What ESG metrics are customers ignoring?

I don’t think customers are actively ignoring certain ESG metrics, but there are some metrics that have such poor data coverage, that they are being overlooked or underestimated. The biggest coverage gap that I see is in the data inputs that inform Scope 2 and 3 emissions: transportation of raw materials, toxicity of dyes, soil decarbonization, business travel, energy use at manufacturing centers, and anything that isn’t directly owned or controlled by the reporting organization. If you are a manufacturer of t-shirts, for example, it is nearly impossible to get emissions data that covers every component of production from inception to end-of-life, let alone on a per unit basis. It is going to take changes in consumer demand, enhancements in technology focusing on data collection, and an overhaul in data generation and tracking practices to bridge this gap. As we begin to see increased demand for transparency on the impact of each good a consumer purchases, we see more and more data providers emerging in this space. I am hopeful for a future world where consumers have easy access to the total impact data of each good they purchase so they can make informed decisions. Ultimately, without these inputs being reflected in ESG scores today, investors are not getting the whole picture and may be over or underestimating the environmental impact of a company.

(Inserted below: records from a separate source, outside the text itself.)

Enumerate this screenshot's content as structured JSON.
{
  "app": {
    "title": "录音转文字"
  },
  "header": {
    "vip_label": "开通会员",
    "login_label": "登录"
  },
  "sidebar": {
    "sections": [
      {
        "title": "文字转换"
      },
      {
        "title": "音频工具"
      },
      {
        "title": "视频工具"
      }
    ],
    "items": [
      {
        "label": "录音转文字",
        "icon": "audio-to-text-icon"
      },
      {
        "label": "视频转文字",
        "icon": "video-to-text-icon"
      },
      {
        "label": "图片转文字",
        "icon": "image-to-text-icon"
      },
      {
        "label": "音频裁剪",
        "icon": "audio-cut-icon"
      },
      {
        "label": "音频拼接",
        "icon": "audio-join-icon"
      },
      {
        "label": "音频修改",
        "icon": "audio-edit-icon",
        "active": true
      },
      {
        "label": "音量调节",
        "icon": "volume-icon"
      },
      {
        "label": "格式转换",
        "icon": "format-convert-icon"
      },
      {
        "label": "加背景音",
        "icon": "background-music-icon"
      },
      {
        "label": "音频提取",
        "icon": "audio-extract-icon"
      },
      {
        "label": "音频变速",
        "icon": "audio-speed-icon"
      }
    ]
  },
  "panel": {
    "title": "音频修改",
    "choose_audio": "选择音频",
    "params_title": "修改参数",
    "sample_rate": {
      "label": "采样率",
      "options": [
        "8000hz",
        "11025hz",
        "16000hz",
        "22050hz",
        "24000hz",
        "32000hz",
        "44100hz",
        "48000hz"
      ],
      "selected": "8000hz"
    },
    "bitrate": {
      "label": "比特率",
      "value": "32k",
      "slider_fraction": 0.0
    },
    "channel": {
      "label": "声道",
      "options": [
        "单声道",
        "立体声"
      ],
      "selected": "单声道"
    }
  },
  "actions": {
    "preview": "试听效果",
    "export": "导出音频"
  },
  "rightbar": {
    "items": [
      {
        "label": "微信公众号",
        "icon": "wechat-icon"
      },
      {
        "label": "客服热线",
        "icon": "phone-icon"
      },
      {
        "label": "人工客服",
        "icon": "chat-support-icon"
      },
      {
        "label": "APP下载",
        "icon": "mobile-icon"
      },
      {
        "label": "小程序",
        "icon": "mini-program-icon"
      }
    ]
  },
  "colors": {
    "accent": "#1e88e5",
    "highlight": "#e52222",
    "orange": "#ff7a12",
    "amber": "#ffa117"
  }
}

Kelci Zile is speaking at the Sustainable Investment Forum North America during Climate Week NYC, you can join her by registering here today.